It’s a board that is often fraught with controversy; like a perennial in summer, there’s drama blooming on the Alaska Human Rights Commission.
Board Chair Debbie Fullenwider is no longer listed on the state’s directory. She has quit.
Also not on the board is Vice Chair Betsy Engle, whose name was gone from the directory Wednesday morning. And missing from the list is Human Rights Commissioner Cynthia Erickson. In the span of 48 hours, three of the seven commissioners have appeared to have resigned. A fourth is said to be also considering leaving.
The apparent conflict, Must Read Alaska has learned, is over the management of the professional staff of the commission.
Management conflict also arose over the management styles of the previous two executive directors, Marilyn Stewart and Marti Buscalgia.
The drama started with Buscalgia, who was embroiled in controversy in 2019 after she discriminated against a building contractor whose work truck bore a sticker that said, “Black Rifles Matter.” Stewart only lasted a few weeks before being asked to resign by now-former Chair Fullenwider, over a management-style dispute.
There has been no announcement about the departures from the Human Rights Commission.
Robert Corbisier, the current executive director, has seen a dramatic drop in workload since the Covid-19 pandemic.
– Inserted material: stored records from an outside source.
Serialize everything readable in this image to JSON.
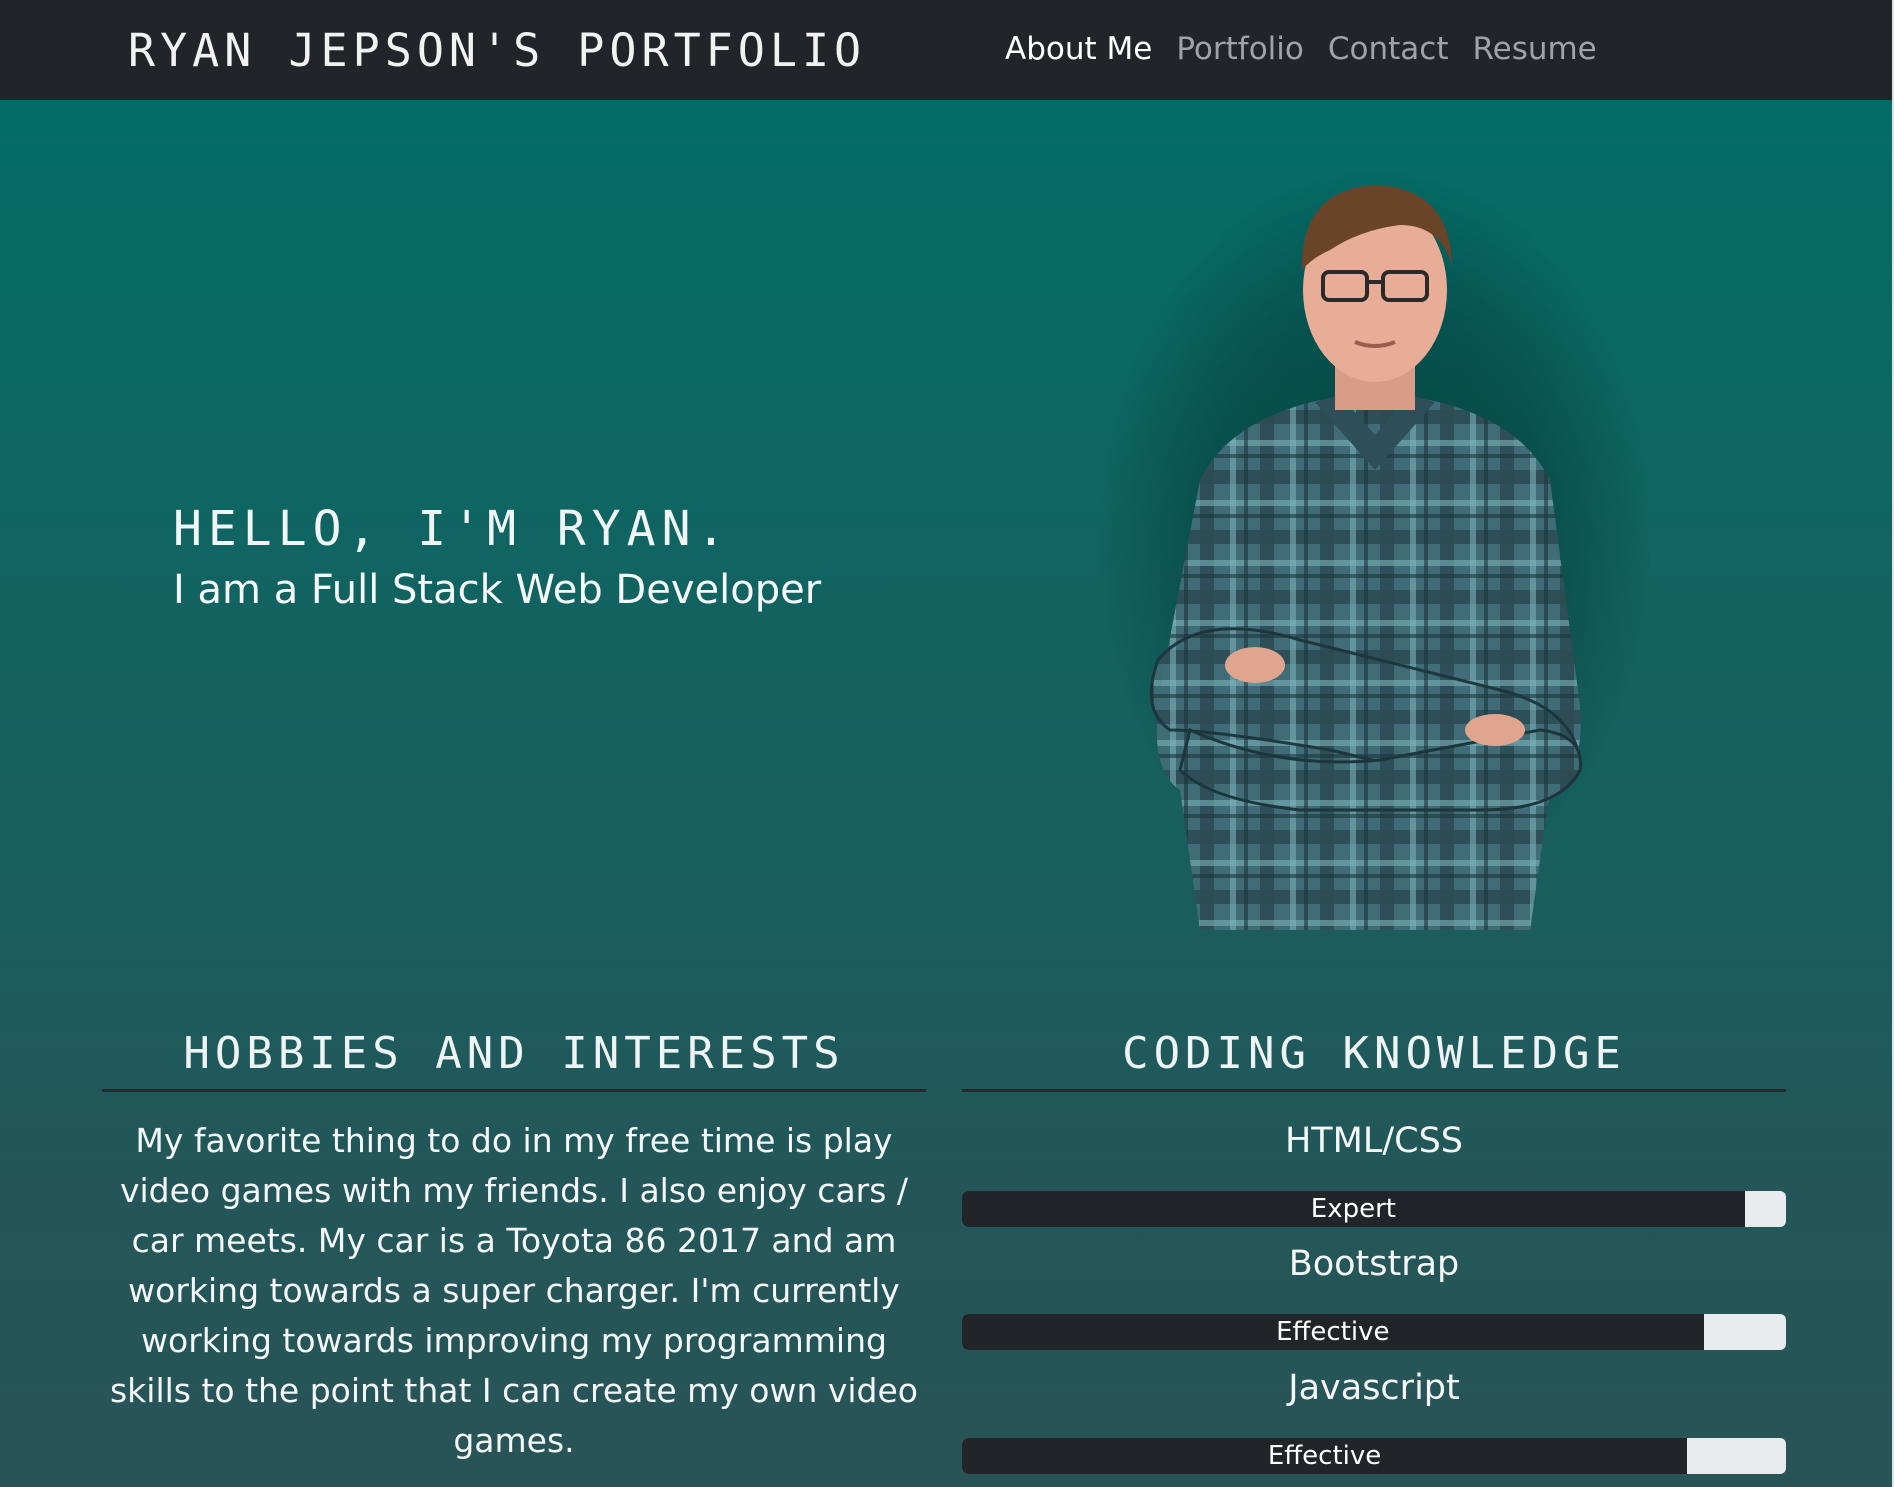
{
  "navbar": {
    "brand": "RYAN JEPSON'S PORTFOLIO",
    "links": [
      {
        "label": "About Me",
        "active": true
      },
      {
        "label": "Portfolio",
        "active": false
      },
      {
        "label": "Contact",
        "active": false
      },
      {
        "label": "Resume",
        "active": false
      }
    ]
  },
  "hero": {
    "greeting": "HELLO, I'M RYAN.",
    "title": "I am a Full Stack Web Developer",
    "portrait": "portrait photo of man in plaid shirt with arms crossed"
  },
  "hobbies": {
    "heading": "HOBBIES AND INTERESTS",
    "text": "My favorite thing to do in my free time is play video games with my friends. I also enjoy cars / car meets. My car is a Toyota 86 2017 and am working towards a super charger. I'm currently working towards improving my programming skills to the point that I can create my own video games."
  },
  "coding": {
    "heading": "CODING KNOWLEDGE",
    "skills": [
      {
        "name": "HTML/CSS",
        "level": "Expert",
        "percent": 95
      },
      {
        "name": "Bootstrap",
        "level": "Effective",
        "percent": 90
      },
      {
        "name": "Javascript",
        "level": "Effective",
        "percent": 88
      }
    ]
  },
  "colors": {
    "navbar": "#212529",
    "background_top": "#016e68",
    "background_bottom": "#285457",
    "bar_fill": "#212529",
    "bar_track": "#e9ecef"
  }
}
With so many workers now working from home, there have been fewer complaints taken up by the agency that handles a variety of human-conflict cases involving how people treat one another and how they may discriminate or not, per the Alaska Human Rights Law, AS 18.80. Seven commissioners are appointed by the governor and confirmed by the Legislature.
Remaining on the board are William Craig of Sitka, Kyle Foster of Anchorage, Evelyn Falzerano of Anchorage, and Rebecca Carillo of Juneau.